On our recent trip to Venice, Italy the travel gods smiled upon us with a private historic home tour the Palazzo Cappello Malipiero Barnabò. Ever since I’ve been a child I’ve dreamed of foraging through old homes and castles in Europe. Old buildings offer romance, their patina of days gone by, my overactive imagination races with intrigue and child-like wonderment. The whole idea of who stood on the very same spot hundreds of years ago, maybe even sat in the antique chair in the corner, is fascinating. Touring the Palazzo Malipiero, the private palace situated on the Grand Canal in Venice was a once in a lifetime experience. The Countess graciously opened her home and led our tour with the assistance of Cristina Gregorin of Slow-Venice. Historical Significance
Originally named Ca’ Grande of St. Samuel the Palazzo is believed to been originally built at the beginning of the 11th century. In the 15th century as a result of a marriage with the original family, the industrious and successful Cappello family became the owners and stewards of the Palace. With their prosperity, they were in the printing business which in the 1500’s Venice was the world leader in printing, they enhanced the palace and modified the side facing the Grand Canal. Around 1610 Caterino Malipiero married Elisabetta Cappello and thus began the Malipiero family ownership. The Malipieros undertook restorations over the decades to maintain the historical integrity of the home. The Barnabo family, who acquired the palace in the 20th century, undertook their latest serious restoration in 1951 and maintenance restorations thereafter. The palace has withstood the tumultuous highs and lows of Venetian history, oh if walls could talk.
Casanova Slept Here
During the mid to late 1700’s, also the age of decadence, Giacomo Casanova, the celebrated “womanizer”, began his successful social life in these rooms. Timeless Style

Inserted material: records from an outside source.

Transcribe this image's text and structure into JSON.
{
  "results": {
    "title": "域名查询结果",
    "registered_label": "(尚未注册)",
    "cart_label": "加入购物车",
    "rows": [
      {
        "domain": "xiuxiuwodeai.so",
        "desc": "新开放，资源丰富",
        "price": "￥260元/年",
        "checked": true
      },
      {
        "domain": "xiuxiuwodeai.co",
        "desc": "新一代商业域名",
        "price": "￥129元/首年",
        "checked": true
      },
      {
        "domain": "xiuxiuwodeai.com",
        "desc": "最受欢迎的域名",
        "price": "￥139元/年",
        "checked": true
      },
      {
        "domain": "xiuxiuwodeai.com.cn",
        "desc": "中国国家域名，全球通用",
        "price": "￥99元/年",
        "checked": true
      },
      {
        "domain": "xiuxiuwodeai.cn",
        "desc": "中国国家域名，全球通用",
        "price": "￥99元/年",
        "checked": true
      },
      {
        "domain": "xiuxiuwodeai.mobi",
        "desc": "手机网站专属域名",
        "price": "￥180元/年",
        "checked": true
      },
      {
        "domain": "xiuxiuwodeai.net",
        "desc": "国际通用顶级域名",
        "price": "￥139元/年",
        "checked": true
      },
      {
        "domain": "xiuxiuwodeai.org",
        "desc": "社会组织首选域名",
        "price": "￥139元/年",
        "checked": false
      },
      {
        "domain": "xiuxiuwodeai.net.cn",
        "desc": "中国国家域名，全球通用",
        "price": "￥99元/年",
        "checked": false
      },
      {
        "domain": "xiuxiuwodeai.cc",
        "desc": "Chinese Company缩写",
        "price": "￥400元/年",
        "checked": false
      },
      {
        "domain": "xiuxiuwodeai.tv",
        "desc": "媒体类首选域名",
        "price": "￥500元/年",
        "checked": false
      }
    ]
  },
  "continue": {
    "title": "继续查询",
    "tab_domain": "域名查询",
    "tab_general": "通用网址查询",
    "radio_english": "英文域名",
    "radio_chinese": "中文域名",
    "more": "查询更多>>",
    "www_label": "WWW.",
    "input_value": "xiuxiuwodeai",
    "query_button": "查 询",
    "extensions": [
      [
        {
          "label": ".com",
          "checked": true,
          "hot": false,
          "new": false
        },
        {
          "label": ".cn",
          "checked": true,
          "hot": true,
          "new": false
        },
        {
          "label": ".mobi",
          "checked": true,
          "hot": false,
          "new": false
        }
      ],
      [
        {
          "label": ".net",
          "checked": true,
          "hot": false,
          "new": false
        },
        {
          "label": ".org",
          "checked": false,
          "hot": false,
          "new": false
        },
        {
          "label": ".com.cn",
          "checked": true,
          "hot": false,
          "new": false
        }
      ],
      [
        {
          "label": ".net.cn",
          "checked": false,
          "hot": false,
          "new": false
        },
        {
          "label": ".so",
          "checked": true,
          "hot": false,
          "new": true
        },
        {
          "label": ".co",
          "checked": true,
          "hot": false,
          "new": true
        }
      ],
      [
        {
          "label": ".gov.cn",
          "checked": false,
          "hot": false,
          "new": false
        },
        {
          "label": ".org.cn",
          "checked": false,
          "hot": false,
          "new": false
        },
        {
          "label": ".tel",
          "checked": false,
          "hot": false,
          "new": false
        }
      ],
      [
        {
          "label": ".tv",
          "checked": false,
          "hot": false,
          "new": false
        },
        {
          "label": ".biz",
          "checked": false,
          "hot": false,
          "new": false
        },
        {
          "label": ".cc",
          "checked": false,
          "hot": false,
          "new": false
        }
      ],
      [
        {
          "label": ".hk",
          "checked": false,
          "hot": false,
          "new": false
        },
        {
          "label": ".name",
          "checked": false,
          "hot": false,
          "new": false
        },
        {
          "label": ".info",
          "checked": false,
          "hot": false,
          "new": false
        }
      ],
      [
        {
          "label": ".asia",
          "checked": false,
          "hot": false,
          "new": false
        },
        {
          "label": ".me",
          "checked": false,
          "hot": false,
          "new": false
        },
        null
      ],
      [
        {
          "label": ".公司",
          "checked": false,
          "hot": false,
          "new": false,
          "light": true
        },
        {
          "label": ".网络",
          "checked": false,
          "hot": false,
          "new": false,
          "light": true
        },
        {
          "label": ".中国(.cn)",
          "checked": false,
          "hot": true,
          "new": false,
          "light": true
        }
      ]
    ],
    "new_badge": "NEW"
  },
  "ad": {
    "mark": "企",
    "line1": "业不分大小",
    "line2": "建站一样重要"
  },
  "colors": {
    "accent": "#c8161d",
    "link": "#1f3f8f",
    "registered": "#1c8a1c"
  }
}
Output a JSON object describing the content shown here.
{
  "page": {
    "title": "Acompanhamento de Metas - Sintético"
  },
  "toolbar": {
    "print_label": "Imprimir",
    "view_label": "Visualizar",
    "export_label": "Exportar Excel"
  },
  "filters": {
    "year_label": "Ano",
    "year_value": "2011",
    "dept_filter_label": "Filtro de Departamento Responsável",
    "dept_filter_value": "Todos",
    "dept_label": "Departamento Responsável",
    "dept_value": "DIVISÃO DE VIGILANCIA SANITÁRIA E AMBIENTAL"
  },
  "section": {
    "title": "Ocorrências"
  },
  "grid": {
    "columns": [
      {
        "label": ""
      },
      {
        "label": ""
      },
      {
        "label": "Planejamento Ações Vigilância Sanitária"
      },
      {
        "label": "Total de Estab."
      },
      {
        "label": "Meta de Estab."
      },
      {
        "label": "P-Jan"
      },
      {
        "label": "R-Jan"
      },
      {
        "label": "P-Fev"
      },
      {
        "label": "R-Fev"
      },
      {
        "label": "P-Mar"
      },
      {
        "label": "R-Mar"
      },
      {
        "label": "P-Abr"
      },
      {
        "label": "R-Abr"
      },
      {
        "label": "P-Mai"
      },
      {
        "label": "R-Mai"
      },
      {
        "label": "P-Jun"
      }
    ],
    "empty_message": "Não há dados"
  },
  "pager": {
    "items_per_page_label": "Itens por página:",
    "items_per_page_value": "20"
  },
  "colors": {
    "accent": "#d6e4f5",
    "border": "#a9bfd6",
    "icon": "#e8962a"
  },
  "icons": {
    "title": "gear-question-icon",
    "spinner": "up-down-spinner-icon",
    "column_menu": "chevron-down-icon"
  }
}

Upon entering the Palazzo it is as if time stood still. Beautiful museum quality antiques serve as daily furnishings. It would seem as if what came with the house stayed with the house, starting with the 16th century portraits on the wall. These aren’t framed portraits but rather the portrait canvas was applied to the wall and either linear applied moldings or plaster which looks more like cake frosting was applied by hand centuries ago. This plaster detail is amazing. There is a large hump, a repaired crack in the second story terrazzo floor, running through the center of the room of the salon pictured above. The Countess explained how as much as things get repaired or restored, Venice is an island, and the ground is always shifting. (Also the reason almost every tower one views in Venice reminds them of the Leaning Tower of Pisa.) Exquisite Venetian glass chandeliers, now electrified, sparkle in most rooms. This wonderful old Venetian Rococo Sedan Chair was once used to transport an early inhabitant of the palazzo. Ornate gilt and polychrome carved embellishments are a nod to the decadent years. Countess Anna Barnabo displayed great pleasure speaking about her home but even more so when she pointed to her pair of antique Meissen porcelain Nodders. Full sets of antique Meissen porcelain tableware fill the 10 ft tall antique china cabinets lining the dining room walls. The Palazzo Capello Malipiero Barnabò represents three styles of architecture: Byzantine, Gothic and 17h century. If you love old homes and the history they hold dear, this is a MUST-SEE destination. Gardens
A private garden is rare in Venice. As one building is often attached to another in this historic city with a rather small footprint, private open space is an extraordinary luxury. The Palazzo’s gardens were created in the late 18th century. The layout we see today, including the statuary, is much the same as the original layout and tended personally by Countess Anna Barnabo. This hand painted detail is on the wall inside the palazzo’s main entrance, but only as a minute detail… as the faux back of a bench. The seat is wood, the back is only painted on the wall.
Every detail while not shiny and new, is something to appreciate. To walk through such living history was quite a treat. Anyone who loves history and architecture, this is for you. As a final note, it is well worth booking Cristina of Slow-Venice as your tour guide for at least a half a day if not a whole day in Venice. Cristina has the amazing ability to pull facts and details from her mind to relate about Venice and its’ history in a way which is never boring or dull.
Disclosure: The point of view expressed above is my own. Our trip to Venice and Milan with BlogTour Milan was possible by the generous sponsorship provided by the National Kitchen and Bath Association(NKBA), BLANCO American, Gessi Company, Clever Storage by Kesseboehmer, Dekton by Cosentino, and Modenus.